Skip to main content

Was Mossimo Behind Turning Down Plea Deal? Source Claims Lori Loughlin Was ‘Inclined to Take the Deal’


Amid rumor and speculation that Lori Loughlin and Mossimo Giannulli’s marriage is “on the rocks,” yet another unnamed source claims that–despite public hand-holding and the apparent intent to take a  “united” stand against federal charges–Loughlin is angry with her fashion designer husband. The purported reason? Loughlin was “inclined to take” a plea deal as fellow actress Felicity Huffman chose to do, while Giannulli feared doing so “would ruin both of their careers.”

Per Us Weekly:

“Lori regrets not doing what Felicity did,” says the insider. Another source adds, “Lori was inclined to take the deal, but Mossimo said it would ruin both of their careers.”

Prior to these quotes, the opening lines of the story (citing the unnamed “insider,” perhaps to Olivia Jade Giannulli’s dismay) said that it was Giannulli who recommended turning down a plea deal. Law&Crime has reported before on the plea deal that could have been. On paper, the federal fraud and money laundering charges are punishable by up to 40 years behind bars. While that will never happen, the certainty of a deal has been replaced with the uncertainty of a roll of the dice in court.

There have been positive developments in other “Operation Varsity Blues” cases, however, that may mean all is not lost for Loughlin and Giannulli. See here, here, and here. Mixed in with some of the optimism that they have persuasive defense arguments left to make, there have also been reports that Loughlin and Giannulli have had second thoughts about turning down a deal.

Loughlin and Giannulli are accused of creating fake rowing profiles to get their daughters Isabella Giannulli and Olivia Jade into USC, “agree[ing] to pay bribes totaling $500,000 in exchange for having their two daughters designated as recruits to the [University of Southern California (USC)] crew team–despite the fact that they did not participate in crew.”

Felicity Huffman pleaded guilty in May to conspiracy to commit mail fraud and honest services mail fraud. The plea came two months after she was arrested for her role in the college admission scandal. Huffman, who publicly apologized, admitted she paid $15,000 to a phony charity in order to facilitate her daughter’s cheating on the SATs.

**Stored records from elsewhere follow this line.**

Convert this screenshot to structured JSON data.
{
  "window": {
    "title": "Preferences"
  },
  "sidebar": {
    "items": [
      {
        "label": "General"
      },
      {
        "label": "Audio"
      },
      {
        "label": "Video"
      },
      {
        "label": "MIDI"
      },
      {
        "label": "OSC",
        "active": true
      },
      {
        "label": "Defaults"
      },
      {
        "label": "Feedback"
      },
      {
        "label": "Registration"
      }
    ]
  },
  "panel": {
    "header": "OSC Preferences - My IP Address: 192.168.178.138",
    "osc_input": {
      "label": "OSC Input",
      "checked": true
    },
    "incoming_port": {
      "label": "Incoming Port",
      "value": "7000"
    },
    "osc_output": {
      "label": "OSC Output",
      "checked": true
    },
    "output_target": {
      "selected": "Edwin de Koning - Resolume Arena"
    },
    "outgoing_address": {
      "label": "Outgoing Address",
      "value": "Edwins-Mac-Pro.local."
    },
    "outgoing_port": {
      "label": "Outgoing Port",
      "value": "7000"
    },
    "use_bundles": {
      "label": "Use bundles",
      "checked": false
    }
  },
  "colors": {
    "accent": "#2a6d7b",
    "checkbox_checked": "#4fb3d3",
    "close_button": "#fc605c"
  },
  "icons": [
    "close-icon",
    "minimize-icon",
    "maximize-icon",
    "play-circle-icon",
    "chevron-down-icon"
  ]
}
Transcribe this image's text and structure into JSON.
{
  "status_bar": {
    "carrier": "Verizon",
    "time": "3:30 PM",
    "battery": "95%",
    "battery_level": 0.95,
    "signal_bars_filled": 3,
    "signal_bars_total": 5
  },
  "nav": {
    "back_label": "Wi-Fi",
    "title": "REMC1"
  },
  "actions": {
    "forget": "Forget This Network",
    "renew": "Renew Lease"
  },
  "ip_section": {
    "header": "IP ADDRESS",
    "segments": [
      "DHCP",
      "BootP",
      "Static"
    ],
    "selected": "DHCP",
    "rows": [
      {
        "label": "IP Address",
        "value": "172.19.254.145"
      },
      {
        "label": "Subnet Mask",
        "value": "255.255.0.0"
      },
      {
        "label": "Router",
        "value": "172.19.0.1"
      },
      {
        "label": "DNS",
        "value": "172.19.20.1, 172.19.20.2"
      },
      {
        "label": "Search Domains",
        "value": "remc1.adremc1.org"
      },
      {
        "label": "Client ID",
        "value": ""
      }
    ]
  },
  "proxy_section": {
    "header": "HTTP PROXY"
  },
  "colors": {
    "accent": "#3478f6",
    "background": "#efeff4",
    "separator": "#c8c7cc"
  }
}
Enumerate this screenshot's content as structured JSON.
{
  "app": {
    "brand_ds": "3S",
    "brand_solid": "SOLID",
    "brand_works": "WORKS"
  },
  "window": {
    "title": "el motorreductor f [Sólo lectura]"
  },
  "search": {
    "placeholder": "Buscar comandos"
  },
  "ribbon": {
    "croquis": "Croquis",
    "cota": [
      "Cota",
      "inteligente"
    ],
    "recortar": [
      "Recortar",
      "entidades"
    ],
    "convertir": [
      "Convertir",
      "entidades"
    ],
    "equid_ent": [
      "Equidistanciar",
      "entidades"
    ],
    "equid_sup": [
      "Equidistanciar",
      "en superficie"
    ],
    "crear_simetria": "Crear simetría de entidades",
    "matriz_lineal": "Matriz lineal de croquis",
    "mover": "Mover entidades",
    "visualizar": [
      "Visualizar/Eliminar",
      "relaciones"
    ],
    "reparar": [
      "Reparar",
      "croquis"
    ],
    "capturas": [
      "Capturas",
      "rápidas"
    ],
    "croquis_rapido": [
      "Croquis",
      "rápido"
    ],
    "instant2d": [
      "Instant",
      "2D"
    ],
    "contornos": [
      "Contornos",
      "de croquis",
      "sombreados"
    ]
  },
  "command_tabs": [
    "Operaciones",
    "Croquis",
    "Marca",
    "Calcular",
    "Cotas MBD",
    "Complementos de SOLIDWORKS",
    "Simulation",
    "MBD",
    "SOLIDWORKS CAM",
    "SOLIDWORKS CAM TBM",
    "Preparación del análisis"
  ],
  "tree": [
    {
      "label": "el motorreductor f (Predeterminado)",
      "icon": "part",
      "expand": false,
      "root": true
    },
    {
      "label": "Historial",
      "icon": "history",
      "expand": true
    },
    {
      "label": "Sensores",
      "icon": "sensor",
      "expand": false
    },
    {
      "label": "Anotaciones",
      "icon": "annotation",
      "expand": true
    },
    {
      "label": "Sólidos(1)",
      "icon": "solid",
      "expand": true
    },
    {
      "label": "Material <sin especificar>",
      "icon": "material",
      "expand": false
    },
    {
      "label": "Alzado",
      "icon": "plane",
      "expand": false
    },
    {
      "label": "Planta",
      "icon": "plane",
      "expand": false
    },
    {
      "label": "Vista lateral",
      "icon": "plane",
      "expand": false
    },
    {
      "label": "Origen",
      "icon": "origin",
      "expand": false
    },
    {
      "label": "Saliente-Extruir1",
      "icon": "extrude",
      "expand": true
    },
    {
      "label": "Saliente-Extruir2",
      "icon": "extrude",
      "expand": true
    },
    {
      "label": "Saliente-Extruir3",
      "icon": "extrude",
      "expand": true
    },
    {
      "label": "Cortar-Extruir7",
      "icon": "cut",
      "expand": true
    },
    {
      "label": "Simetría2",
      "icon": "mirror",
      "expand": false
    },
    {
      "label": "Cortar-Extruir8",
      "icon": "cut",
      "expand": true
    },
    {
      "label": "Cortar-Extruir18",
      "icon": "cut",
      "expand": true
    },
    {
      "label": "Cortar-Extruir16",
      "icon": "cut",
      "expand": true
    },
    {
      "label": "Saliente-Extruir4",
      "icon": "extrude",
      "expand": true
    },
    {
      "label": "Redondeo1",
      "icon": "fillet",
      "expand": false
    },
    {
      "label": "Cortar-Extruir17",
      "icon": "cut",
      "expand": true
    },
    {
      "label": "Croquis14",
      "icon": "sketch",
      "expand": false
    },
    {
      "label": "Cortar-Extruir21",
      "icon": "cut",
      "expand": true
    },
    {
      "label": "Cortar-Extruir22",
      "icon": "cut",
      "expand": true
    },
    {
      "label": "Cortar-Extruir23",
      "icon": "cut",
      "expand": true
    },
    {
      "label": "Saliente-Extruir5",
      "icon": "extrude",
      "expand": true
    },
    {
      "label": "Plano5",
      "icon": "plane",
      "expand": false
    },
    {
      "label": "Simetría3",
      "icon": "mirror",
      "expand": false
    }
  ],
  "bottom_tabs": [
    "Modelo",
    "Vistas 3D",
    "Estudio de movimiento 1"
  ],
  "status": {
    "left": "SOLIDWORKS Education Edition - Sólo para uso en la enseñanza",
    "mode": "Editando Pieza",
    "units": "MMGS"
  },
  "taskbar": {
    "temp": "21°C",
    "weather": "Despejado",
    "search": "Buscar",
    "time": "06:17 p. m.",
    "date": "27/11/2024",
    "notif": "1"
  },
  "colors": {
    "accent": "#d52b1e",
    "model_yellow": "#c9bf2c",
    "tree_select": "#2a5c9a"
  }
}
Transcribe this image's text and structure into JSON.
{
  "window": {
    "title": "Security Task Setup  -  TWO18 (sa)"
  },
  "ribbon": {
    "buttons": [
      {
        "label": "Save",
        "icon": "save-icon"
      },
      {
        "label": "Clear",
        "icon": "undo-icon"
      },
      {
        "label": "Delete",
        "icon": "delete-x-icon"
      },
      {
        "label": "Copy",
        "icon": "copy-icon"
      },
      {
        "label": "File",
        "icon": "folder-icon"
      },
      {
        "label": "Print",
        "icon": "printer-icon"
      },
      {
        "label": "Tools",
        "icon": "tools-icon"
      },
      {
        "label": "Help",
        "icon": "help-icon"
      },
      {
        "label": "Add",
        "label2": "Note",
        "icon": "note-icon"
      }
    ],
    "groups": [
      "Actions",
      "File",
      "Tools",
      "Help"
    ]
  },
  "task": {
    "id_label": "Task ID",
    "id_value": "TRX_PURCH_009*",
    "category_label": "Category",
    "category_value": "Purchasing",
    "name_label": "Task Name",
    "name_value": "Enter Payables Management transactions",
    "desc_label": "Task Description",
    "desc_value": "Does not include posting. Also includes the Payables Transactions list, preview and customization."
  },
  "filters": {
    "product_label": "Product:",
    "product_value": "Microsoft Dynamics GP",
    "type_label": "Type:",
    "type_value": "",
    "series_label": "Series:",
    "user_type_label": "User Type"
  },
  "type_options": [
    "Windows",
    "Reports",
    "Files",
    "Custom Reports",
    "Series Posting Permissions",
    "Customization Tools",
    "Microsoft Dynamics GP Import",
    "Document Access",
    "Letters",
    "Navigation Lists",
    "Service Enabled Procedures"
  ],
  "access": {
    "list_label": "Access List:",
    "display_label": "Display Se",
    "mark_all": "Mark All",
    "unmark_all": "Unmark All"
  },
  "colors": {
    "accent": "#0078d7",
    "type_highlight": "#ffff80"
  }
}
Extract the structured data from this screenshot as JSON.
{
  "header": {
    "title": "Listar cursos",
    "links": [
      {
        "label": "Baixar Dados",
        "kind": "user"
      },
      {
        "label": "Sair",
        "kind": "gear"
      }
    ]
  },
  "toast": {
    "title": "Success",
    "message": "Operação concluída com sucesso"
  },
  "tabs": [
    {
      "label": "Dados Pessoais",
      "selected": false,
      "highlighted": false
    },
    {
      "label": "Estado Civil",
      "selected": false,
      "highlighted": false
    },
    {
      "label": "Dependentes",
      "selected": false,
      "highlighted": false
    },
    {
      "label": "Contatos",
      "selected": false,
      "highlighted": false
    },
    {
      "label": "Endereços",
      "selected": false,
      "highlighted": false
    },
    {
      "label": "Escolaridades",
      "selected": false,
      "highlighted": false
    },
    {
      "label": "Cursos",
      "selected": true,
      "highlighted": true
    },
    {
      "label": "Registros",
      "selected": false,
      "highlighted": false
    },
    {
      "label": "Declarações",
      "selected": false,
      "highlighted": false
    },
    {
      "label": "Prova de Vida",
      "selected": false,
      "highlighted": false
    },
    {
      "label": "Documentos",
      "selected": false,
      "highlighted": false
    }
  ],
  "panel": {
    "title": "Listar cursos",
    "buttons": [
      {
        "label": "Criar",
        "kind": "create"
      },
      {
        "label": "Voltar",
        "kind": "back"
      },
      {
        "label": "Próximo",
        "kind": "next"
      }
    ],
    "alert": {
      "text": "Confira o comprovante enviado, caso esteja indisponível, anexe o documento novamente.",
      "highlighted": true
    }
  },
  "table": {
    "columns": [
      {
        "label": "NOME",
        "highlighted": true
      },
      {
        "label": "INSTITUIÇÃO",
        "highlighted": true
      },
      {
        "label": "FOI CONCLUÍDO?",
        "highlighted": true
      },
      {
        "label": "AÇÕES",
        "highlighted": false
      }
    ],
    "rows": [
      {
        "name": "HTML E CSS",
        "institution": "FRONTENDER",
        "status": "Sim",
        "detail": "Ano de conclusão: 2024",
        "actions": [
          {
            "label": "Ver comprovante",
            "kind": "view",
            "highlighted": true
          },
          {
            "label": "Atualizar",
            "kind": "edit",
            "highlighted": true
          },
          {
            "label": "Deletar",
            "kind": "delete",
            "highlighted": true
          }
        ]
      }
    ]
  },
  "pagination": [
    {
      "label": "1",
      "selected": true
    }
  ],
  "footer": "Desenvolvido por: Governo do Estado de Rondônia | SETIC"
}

Prosecutors recommended the lower end of the sentencing guidelines, which called for four months in prison and a $20,000 fine. The level of offense in the Loughlin and Giannulli’s case, however, is higher due to the $500,000 allegedly involved. Therefore, a better case to compare it to would be that of Toby MacFarlane. He admitted to paying $450,000 in bribes. In that case, the government recommended 15 months in prison, a year of supervised release, plus a fine of $95,000, restitution and forfeiture.

Some legal experts have gone on record to say they believe it is “highly likely” Loughlin and Giannulli are going to spend time behind bars over the college admissions scandal. We’ll see what a jury and a judge have to say about that.

The couple most recently appeared in court near the end of August to resolve a dispute regarding their choice of attorneys. Prosecutors argued that Latham & Watkins, the law firm representing Loughlin and Giannulli, could have conflicts of interest since it also represents USC in an unrelated matter. Prosecutors said that the school would be entitled to a victim-impact statement in a sentencing hearing, which Loughlin’s defense counsel would be obligated to look at and possibly challenge.

Loughlin’s attorney William Trach maintained all along that there was no conflict of interest.

“Our law firm is confident that it has no or reasonably foreseeable conflict of interest in this case,” Trach wrote in a May 6 letter cited by prosecutors. Because the cases were unrelated and handled by different attorneys, Loughlin, Giannulli and their attorneys argued that there was no conflict. Federal Magistrate Judge M. Page Kelley ruled on Tuesday that couple can continue using the law firm for their defense, WBZ reported. The couple also waived their right to separate attorneys, meaning that they will move forward with their united front as planned.

Prosecutors have reportedly argued that Latham & Watkins wasn’t the only potential conflict in this case, pointing out that the Donnelly, Vonroy & Gelhaar law firm that Giannulli hired represents Davina Jackson and Peter Jan Sartorio — two other parents charged in the college admissions scandal. The judge’s ruling on this other potential conflict is expected to come later.

It’s not clear when that will happen, but the judge apparently believes it is a more serious potential conflict.

[Image via Joseph Prezioso/AFP/Getty Images]

Have a tip we should know? [email protected]

Filed Under:

Follow Law&Crime:

Matt Naham is the Senior A.M. Editor of Law&Crime.